Reaction mechanism

The Ritter reaction proceeds by the electrophilic addition of either the carbenium ion 2 or covalent species[9][10] to the nitrile. The resulting nitrilium ion 3 is hydrolyzed by water to the desired amide 5.


  1. Ritter, J. J., Minieri, P. P.; J. Am. Chem. Soc. 1948, 70, 4045.
  2. Ritter, J. J., Kalish, J.; J. Am. Chem. Soc. 1948, 70, 4048.
  3. Krimen, L. I., Cota, D. J.; Org. React. 1969, 17, 213-325. (Review)
  4. Lebedev, M. Y., Erman, M. B.; Tetrahedron Lett. 2002, 43, 1397-1399. (Article)
  5. Bishop, R.; In Comp. Org. Synth.; Trost, B.M., Fleming, I.; Eds.; Pergamon Press: New York, 1992; Vol. 6, 261-300. (Review)
  6. Ritter, J. J., Kalish, J.; Organic Syntheses, Coll. Vol. 5, p.471 (1973); Vol. 44, p.44 (1964). (Article)
  7. Parris, C. L.; Organic Syntheses, Coll. Vol. 5, p.73 (1973); Vol. 42, p.16 (1962). (Article)
  8. Fernholz, H., Schmidt, H.J.; Angew. Chem., Int. Ed. Eng., 1969, 8, 521. (Article)
  9. Booth, B.L., Jibodu, K.O., Proenca, F.J.R.P.; J. Chem.
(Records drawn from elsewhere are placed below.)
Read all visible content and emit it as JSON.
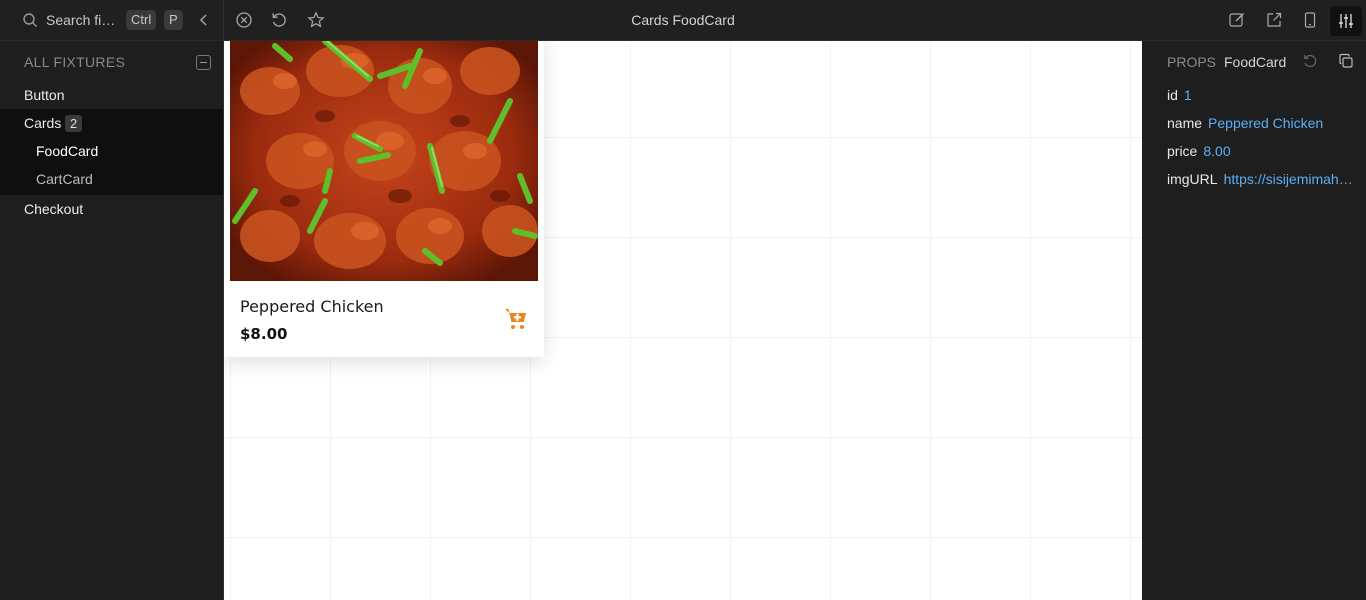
{
  "search": {
    "placeholder": "Search fi…",
    "shortcut_ctrl": "Ctrl",
    "shortcut_key": "P"
  },
  "window": {
    "title": "Cards FoodCard"
  },
  "sidebar": {
    "heading": "ALL FIXTURES",
    "items": [
      {
        "label": "Button"
      },
      {
        "label": "Cards",
        "count": "2"
      },
      {
        "label": "FoodCard"
      },
      {
        "label": "CartCard"
      },
      {
        "label": "Checkout"
      }
    ]
  },
  "card": {
    "name": "Peppered Chicken",
    "price": "$8.00",
    "accent_color": "#e8871e"
  },
  "props": {
    "heading": "PROPS",
    "component": "FoodCard",
    "fields": [
      {
        "key": "id",
        "value": "1"
      },
      {
        "key": "name",
        "value": "Peppered Chicken"
      },
      {
        "key": "price",
        "value": "8.00"
      },
      {
        "key": "imgURL",
        "value": "https://sisijemimah…"
      }
    ]
  },
  "colors": {
    "panel_bg": "#1e1e1e",
    "value_blue": "#5ab0f5",
    "canvas_bg": "#ffffff"
  }
}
Soc., Perkin Trans. 1, 1983, 1067 - 1073, (Article)
  10. Martínez, A.G., Alvarez, R.M., Vilar, E.T., Fraile, A.G., Hanack ,M., Subramanian, L. R.; Tetrahedron Lett. 1989, 30, 581-582. (Article)